After paying my first visit to Chapel 1877, Cardiff just a couple of months ago, I jumped at the opportunity to return to sample the seven-course tasting menu along with fellow food blogger, The Plate Licked Clean last week.
Set in a 19th century Gothic chapel complete with colossal chandeliers, intricate brickwork and stunning stained glass windows, Chapel 1877 is, without doubt, one of Cardiff’s classiest restaurants.
In line with the elegant decor, the fine dining menu places an emphasis on locally sourced food, done well and elegantly presented.
Served from 5.30-8pm from Monday to Thursday, Chapel 1877’s seven-course taster menu ( £59 per head, +£19 for wine pairing) is a sophisticated affair with amuse bouche to start, followed by three small plates, a main course, a palate cleanser and a dessert.
To start (for our amuse bouche) we tucked into a smooth tomato and basil soup, finished with a swirl of crème fraîche. This was made using fresh tomatoes from the Wye Valley and the taste was perfectly balanced; only too often tomato soup can be tangy and over-powering, but this was just right.
After finishing our soup, we got stuck into the Black Dragon cider braised pig’s cheek with celeriac, apple and wholegrain mustard slaw. The pork, sourced from Monmouthshire, was coated in a rich, well-seasoned jus and was so tender, my knife simply slid through it. The creamy, mildly spiced slaw was the perfect match.
Our next course consisted of roasted butternut squash risotto, finished with crispy sage and amaretto crumbs. Although it wasn’t the most appealing of dishes to look at, this risotto was full of depth and flavour, and the crunchy amaretto crumb gave the dish a unique texture and after-taste.
Our fourth course was a seared loin of tuna on a heap of vegetable noodles in a soy and sesame dressing. I’m ashamed to say I rarely ever eat tuna unless it comes out of a tin, and I’ve only ever eaten seared tuna a couple of times before. Having the privilege to indulge in this succulent cut of just-cooked, pink tuna at Chapel 1877 reminded me of exactly why I need to change this habit.

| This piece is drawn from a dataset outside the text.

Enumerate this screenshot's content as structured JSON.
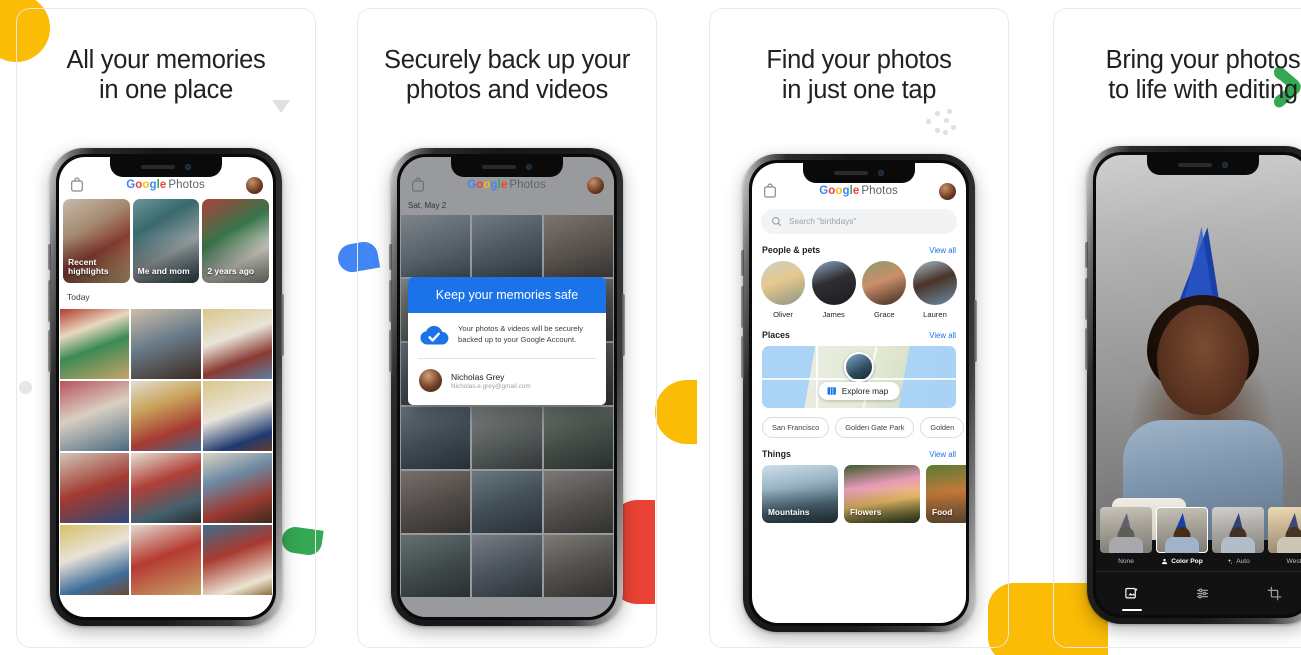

Five courses in, it was time for the main attraction. Tender, pink roast loin of venison (sourced from Andrew Morgan’s Welsh Venison Centre in the Brecon Beacons) wrapped in crispy, slightly salty Parma ham, served atop pearl barley, Jerusalem artichokes and wild mushrooms, finished with a moreish meaty sauce. The ingredients and flavours of this dish make it ideal for Autumn dining, and it was definitely one of the highlights of the tasting menu for me.
After devouring our mains, we enjoyed a refreshing champagne sorbet palate cleanser, topped with a raspberry so fresh and ripe, you’d swear it’d only just been picked from the plant.
The palate cleanser paved the way for our last course; dark chocolate and girotine torte, served with cherry and yoghurt ice cream. This was, by far, the best dessert I’ve had the pleasure of consuming at any restaurant in the past few months. The chocolate torte was dense and moist, interspersed with cherries and smothered in a thick layer of chocolate ganache, while the cherry and yoghurt ice cream had a bittersweet taste that offset the sweetness of the torte.
I was a fan of Chapel 1877 after my first visit, but after sampling the 7-course tasting menu, I have pretty much fallen in love with the restaurant. Taster menus rarely ever come cheap, but this one is worth every penny. I genuinely enjoyed every single course and it was pleasantly inspiring to discover that the dessert was just as impressive, as a half-hearted dessert can let down even the most accomplished of tasting menus. Thankfully, Chapel 1877’s tasting menu was excellent from start to finish.
Chapel 1877 Bar & Restaurant
(029) 2022 2020
I was invited to Chapel 1877 as a guest and our food and drink was provided complimentary; however, I was not obliged to write a positive review.
Do you like fine dining? Where is the classiest restaurant you’ve ever dined at?